(App and web page records)

****

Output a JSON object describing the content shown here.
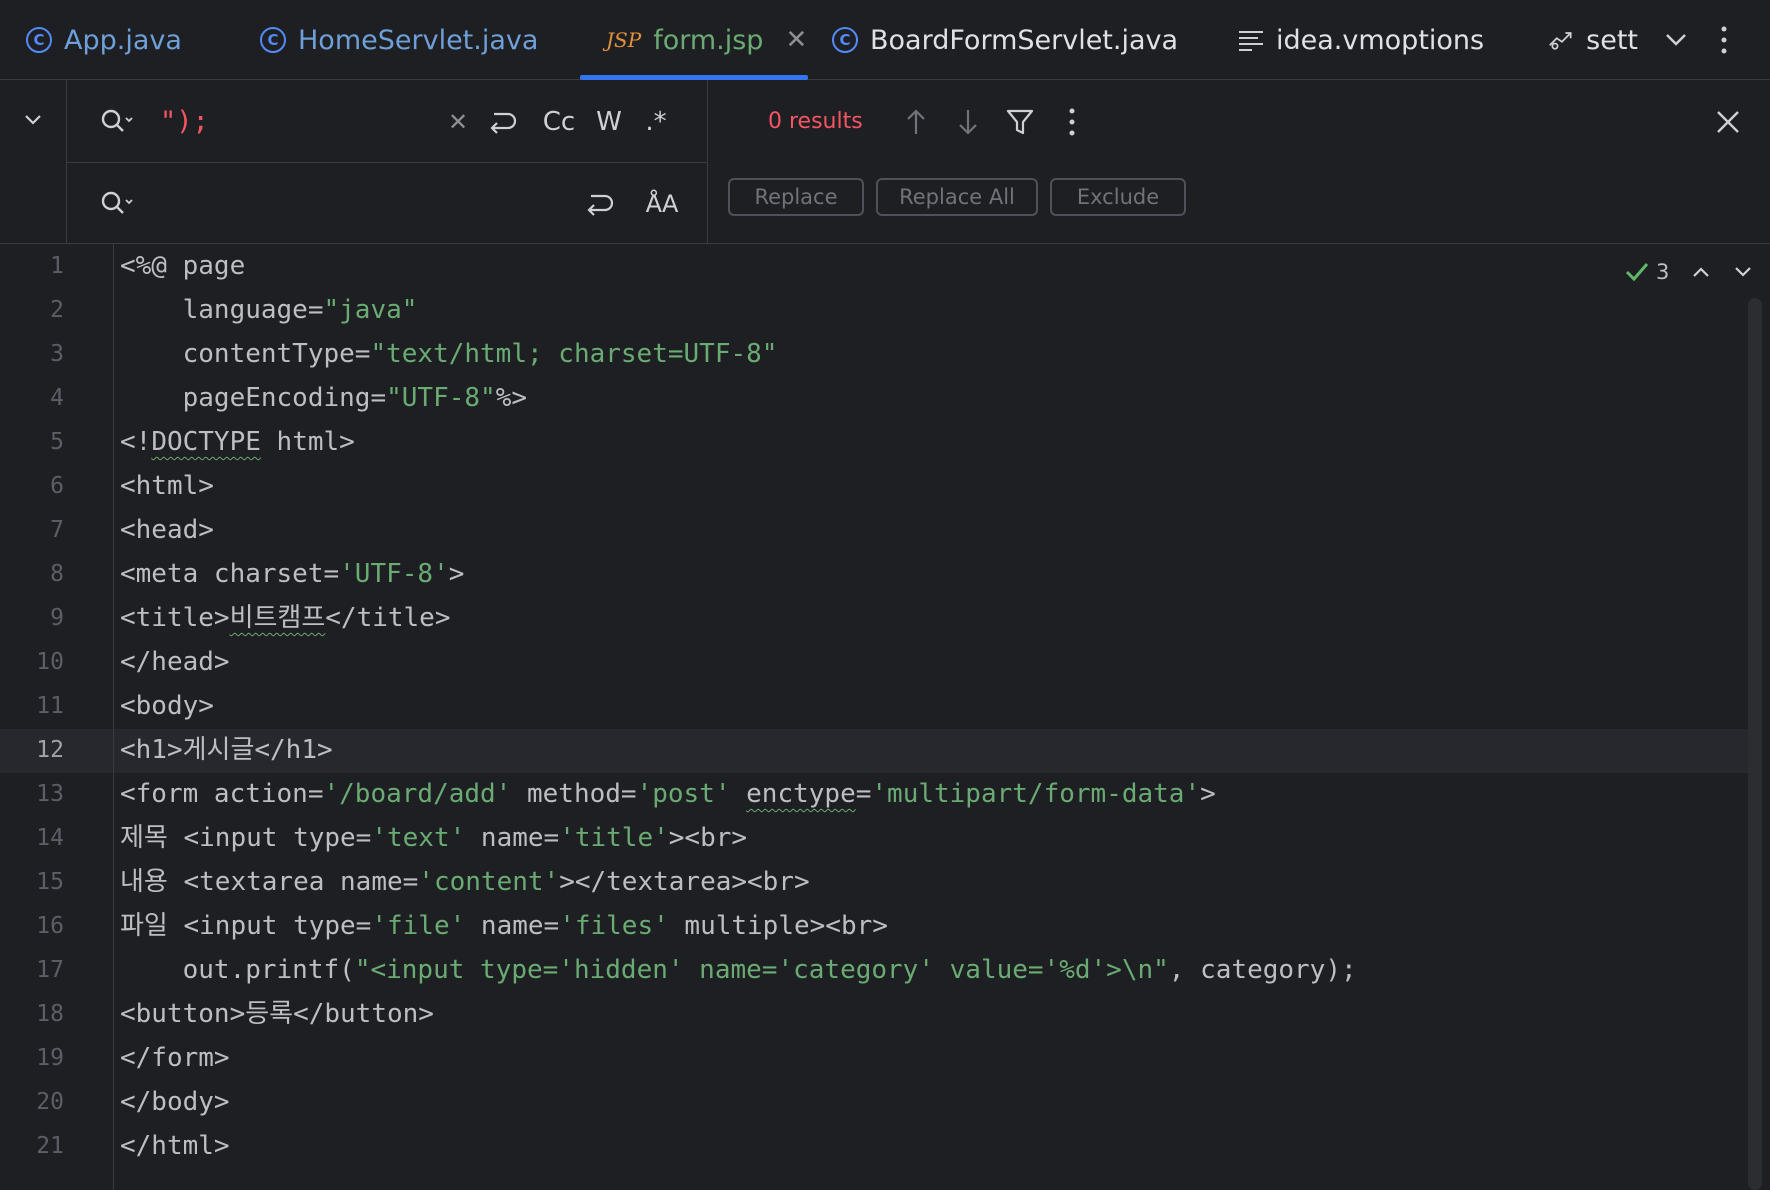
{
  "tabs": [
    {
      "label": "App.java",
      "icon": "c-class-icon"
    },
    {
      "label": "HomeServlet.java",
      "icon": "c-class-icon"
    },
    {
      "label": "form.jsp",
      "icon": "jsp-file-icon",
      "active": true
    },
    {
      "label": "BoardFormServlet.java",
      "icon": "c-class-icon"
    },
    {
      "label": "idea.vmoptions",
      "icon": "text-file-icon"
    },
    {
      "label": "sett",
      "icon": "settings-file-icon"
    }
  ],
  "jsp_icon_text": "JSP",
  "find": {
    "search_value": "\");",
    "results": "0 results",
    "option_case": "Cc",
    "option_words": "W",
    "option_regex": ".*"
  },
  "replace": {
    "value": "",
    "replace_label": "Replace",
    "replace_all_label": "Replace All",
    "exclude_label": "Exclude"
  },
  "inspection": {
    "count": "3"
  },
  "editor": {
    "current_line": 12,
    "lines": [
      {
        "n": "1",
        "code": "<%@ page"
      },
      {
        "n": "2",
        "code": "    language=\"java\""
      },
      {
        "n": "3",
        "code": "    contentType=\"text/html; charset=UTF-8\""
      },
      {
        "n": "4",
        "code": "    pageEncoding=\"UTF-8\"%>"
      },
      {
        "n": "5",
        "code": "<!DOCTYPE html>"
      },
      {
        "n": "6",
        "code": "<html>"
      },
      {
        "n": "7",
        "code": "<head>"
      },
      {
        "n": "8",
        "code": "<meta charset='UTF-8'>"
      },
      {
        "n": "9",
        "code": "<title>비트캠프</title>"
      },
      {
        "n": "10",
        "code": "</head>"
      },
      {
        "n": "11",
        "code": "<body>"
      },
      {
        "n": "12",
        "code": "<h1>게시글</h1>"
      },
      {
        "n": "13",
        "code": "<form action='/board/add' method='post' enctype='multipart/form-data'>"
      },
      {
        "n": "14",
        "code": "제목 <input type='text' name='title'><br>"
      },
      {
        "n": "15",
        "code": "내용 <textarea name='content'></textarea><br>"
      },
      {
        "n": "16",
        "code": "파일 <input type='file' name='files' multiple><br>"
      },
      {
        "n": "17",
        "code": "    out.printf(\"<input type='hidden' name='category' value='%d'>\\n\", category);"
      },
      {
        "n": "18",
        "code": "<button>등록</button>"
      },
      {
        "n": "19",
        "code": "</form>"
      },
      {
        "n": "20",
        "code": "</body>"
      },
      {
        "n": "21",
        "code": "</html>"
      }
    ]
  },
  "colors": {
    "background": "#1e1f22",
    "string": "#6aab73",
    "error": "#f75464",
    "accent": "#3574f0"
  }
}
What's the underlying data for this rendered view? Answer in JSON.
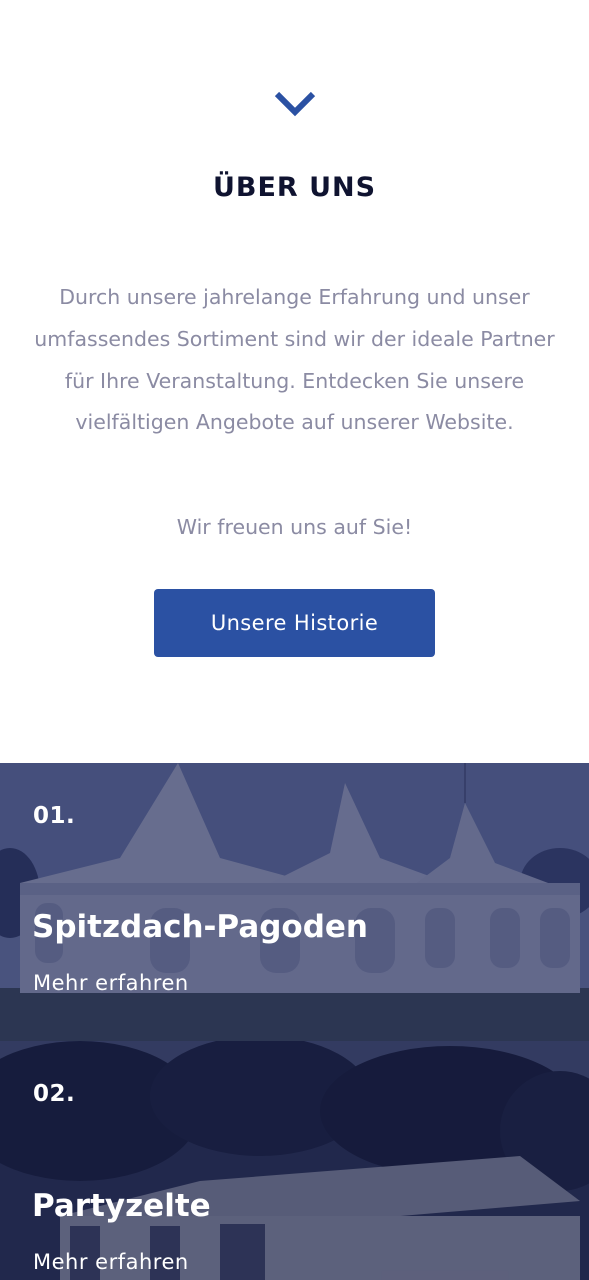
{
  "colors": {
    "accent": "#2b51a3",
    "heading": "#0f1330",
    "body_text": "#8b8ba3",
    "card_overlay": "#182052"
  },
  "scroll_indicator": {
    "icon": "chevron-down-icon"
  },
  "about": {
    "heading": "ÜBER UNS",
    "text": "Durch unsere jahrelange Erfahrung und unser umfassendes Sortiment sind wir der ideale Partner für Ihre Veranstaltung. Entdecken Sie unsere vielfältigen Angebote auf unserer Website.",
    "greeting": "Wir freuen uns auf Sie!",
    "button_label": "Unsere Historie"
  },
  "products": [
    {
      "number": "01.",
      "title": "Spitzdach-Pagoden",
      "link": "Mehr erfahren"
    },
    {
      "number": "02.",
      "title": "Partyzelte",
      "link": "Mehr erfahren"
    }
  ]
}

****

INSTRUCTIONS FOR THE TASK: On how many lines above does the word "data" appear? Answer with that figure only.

WRITTEN RESPONSE: 2